There is no doubt that Vodka is a popular spirit of choice in Canada, as the alcohol made $1.3 billion in sales in 2016-2017, and made up nearly 25% of all spirit sales in the country. While vodka is traditionally made from fermented grains such as corn and wheat, and of course potatoes, the Canadian Food Inspection Agency has announced that Canadian vodka can now be made from ingredients other than potatoes. Honey vodka, anyone?
In an announcement made on Wednesday, the Canadian Food Inspection Agency (CFIA) said that Canada’s vodka compositional standard has been updated, therefore allowing the industry to become more “innovative.”
The Minister of Agriculture and Agri-Food said that changing the rules will allow the growing spirits industry to provide better choice for consumers. This in turn would enhance trade, as the new and innovative vodkas could be sold in markets across Canada and abroad.
The new compositional standard will allow Canadian distillers to use a variety of ingredients other than potatoes and cereal grain to produce vodka. The ingredients listed as likely new contenders are honey, apple and dairy, which could naturally increase Canada’s “competitiveness” in the industry, by having more unusual choices.
According to the statement made by CFIA, vodka will remain a “neutral alcoholic beverage.” This means that the spirit will remain without distinctive character, aroma, or taste. That said, the new standards mean that distillers across Canada will be able to achieve this by using new ingredients or processes. Previously, the only filtration process allowed for vodka was through charcoal, but now they'll have more options.
These changes to the vodka standard have come following the Government of Canada's commitment to enhancing competitiveness and facilitating trade.

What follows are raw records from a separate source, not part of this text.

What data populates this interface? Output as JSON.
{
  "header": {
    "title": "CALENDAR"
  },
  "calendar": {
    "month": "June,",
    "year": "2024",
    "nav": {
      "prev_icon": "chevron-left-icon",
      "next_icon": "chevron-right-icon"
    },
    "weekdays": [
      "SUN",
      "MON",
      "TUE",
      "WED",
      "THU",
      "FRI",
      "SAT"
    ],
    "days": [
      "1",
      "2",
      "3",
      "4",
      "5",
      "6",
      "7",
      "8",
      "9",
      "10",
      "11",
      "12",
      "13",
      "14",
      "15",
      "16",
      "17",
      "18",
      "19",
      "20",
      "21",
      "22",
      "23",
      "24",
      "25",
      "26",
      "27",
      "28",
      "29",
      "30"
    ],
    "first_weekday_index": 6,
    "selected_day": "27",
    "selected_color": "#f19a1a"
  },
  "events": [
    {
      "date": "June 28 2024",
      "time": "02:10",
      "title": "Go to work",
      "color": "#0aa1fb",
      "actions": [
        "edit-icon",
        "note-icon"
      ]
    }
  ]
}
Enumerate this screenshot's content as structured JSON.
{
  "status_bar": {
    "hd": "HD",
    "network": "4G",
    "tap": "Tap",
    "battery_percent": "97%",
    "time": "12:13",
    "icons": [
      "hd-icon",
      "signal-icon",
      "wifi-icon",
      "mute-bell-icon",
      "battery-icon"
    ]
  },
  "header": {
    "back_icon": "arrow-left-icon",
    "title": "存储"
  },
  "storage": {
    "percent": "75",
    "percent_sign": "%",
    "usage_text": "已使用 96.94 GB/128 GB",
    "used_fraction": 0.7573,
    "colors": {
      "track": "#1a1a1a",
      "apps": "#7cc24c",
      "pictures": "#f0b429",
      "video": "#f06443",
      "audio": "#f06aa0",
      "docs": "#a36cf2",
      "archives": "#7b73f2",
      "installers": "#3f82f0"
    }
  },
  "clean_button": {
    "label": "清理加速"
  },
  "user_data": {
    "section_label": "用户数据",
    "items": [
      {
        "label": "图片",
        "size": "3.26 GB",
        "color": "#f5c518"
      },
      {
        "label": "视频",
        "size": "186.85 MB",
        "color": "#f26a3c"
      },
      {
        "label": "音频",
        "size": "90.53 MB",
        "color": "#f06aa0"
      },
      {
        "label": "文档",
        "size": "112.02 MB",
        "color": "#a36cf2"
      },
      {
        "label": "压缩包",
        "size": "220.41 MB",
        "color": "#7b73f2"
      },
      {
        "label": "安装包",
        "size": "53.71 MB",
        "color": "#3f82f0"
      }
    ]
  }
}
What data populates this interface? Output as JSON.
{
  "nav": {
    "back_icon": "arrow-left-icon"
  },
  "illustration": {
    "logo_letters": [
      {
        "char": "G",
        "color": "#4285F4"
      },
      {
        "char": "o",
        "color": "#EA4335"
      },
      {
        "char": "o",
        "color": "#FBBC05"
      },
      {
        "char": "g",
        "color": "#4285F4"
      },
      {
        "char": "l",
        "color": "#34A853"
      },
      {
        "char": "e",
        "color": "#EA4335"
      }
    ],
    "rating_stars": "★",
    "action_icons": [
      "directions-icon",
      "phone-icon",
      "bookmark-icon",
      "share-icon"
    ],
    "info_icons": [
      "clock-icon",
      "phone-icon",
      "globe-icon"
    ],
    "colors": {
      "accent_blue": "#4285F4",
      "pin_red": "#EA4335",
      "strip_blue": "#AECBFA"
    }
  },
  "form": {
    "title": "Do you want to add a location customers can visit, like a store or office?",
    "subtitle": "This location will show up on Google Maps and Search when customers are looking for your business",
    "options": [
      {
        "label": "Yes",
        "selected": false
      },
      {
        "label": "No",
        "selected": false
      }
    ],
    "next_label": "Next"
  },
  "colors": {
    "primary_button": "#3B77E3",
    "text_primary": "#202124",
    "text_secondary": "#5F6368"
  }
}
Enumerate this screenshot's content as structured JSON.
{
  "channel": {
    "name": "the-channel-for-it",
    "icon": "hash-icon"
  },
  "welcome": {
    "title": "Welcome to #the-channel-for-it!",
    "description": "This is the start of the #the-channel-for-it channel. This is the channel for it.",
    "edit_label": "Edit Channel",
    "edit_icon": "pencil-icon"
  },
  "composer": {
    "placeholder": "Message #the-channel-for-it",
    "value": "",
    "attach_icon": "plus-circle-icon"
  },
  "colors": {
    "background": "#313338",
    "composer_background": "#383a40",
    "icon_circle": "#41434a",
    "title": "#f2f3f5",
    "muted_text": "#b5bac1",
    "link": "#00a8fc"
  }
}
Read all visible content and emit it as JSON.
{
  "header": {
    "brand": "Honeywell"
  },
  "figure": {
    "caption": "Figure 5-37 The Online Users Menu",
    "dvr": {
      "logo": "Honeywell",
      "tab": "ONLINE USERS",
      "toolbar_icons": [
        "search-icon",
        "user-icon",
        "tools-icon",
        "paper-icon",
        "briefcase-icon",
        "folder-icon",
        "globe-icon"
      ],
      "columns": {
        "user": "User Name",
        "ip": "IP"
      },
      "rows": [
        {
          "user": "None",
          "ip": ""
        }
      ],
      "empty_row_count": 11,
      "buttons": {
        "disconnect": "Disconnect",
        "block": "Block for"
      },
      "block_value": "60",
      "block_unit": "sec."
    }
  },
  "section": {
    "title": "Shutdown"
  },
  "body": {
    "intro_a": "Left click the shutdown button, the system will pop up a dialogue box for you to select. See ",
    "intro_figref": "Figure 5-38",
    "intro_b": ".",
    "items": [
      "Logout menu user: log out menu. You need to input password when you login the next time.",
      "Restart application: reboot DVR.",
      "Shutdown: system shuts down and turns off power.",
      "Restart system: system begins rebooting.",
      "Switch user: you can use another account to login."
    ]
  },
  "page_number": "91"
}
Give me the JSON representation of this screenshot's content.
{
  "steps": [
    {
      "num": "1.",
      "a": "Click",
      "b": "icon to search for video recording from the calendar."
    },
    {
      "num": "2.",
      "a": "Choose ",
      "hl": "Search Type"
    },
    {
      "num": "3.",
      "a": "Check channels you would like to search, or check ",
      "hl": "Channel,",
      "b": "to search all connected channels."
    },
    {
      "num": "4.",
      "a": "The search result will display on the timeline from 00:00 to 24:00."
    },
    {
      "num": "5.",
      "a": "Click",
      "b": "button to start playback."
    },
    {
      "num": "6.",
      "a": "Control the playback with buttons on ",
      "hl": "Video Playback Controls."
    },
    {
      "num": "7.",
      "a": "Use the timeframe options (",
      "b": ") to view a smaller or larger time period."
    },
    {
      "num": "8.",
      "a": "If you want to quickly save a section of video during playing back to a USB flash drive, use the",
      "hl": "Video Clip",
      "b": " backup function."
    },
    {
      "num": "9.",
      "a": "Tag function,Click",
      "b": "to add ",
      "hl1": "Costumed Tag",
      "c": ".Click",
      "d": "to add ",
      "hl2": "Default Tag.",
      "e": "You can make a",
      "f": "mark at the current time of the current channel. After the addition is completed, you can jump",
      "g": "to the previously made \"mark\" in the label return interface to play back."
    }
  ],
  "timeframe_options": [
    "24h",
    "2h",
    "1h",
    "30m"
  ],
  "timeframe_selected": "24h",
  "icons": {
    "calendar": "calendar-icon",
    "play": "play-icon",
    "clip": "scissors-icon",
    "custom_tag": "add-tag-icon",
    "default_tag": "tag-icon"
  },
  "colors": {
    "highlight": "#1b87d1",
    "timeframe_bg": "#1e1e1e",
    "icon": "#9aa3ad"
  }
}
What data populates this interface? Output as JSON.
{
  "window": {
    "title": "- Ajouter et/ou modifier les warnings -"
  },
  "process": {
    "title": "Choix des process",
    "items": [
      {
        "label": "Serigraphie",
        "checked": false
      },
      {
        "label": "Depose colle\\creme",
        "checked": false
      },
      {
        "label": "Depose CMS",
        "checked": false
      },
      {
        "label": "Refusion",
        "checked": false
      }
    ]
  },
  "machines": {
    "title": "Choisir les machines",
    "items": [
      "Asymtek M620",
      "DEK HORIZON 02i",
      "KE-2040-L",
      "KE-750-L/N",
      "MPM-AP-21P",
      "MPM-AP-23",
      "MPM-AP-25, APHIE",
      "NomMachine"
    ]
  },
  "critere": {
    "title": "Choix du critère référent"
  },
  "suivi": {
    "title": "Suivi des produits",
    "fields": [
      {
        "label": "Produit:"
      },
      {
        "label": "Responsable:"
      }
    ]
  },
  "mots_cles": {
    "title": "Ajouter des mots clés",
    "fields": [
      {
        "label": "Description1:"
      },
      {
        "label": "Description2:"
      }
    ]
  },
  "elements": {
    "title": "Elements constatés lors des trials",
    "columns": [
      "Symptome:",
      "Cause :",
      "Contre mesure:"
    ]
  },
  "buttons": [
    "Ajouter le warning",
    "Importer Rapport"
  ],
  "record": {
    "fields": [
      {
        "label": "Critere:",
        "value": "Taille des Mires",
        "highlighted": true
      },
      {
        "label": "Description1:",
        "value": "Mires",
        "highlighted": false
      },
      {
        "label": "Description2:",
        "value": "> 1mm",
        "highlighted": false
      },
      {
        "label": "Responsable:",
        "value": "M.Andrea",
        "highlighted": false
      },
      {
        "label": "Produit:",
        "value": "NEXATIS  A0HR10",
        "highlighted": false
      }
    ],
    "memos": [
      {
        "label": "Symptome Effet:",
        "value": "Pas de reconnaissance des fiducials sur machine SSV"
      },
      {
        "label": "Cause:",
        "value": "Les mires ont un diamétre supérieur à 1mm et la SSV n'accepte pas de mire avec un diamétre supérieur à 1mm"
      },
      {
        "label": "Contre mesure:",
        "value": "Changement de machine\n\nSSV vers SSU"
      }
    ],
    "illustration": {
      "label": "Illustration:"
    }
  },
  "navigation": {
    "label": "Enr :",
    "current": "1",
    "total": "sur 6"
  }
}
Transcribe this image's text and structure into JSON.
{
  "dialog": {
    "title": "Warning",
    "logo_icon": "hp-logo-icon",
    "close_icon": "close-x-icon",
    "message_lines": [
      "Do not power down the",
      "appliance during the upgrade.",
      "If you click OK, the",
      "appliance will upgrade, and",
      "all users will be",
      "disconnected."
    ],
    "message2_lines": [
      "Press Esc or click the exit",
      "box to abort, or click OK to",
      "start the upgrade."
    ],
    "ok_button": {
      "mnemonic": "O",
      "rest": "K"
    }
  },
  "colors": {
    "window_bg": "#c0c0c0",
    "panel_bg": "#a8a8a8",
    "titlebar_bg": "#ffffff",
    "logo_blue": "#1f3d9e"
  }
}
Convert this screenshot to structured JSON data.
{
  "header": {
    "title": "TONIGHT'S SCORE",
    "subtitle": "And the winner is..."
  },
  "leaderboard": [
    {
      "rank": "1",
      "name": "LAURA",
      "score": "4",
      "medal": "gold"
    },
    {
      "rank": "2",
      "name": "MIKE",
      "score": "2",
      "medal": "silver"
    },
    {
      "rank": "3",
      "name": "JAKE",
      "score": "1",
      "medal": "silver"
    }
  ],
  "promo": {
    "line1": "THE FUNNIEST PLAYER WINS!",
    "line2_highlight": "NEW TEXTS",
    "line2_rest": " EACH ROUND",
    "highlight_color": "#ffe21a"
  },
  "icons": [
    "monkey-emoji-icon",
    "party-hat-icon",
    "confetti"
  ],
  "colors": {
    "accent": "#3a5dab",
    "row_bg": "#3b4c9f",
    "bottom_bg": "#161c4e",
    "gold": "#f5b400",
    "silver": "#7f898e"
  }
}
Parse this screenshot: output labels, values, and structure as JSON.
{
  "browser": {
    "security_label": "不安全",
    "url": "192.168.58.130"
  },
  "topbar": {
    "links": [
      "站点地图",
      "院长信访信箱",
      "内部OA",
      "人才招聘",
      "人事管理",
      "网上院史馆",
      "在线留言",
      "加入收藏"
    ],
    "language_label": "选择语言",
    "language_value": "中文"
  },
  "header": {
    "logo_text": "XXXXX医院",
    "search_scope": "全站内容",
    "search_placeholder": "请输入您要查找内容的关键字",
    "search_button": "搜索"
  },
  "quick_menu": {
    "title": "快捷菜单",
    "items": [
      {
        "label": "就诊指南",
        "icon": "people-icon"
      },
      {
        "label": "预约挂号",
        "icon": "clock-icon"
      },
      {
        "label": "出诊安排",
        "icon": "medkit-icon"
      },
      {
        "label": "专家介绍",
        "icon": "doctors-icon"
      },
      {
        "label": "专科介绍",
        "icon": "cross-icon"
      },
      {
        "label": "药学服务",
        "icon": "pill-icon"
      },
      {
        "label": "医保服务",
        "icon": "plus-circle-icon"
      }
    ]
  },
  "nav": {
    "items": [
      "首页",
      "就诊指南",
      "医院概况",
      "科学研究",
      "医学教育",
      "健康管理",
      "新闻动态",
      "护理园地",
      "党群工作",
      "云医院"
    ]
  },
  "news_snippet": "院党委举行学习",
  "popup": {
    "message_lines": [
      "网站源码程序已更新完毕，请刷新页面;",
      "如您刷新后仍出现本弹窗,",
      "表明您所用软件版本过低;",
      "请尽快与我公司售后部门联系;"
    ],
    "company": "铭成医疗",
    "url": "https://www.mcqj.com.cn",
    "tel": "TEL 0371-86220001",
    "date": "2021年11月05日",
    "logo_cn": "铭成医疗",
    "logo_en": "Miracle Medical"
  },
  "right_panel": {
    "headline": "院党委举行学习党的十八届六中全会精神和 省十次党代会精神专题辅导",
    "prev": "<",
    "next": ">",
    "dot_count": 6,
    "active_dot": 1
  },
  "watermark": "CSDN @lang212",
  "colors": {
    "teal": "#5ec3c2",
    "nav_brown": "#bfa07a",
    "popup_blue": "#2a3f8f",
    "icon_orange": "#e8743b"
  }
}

The new standard will mean there are fewer trade barriers between Canadian provinces and territories.
It will also mean there are better opportunities for international trade, as the new standard aligns better with the standards of trading partners, such as the U.S. and European Union, who also allow vodka to be produced from a wide range of materials.
The new compositional standard is effective immediately, although the 112 distilleries in Canada will have until December 2022 to follow the new rules.
If you are keen to try one of the new-style vodkas, you should look for labels that are using the statement ‘produced from’. According to the statement from CFIA, vodka produced from ingredients other than just potatoes or cereal grain must be labelled accordingly, so they should be pretty easy to find!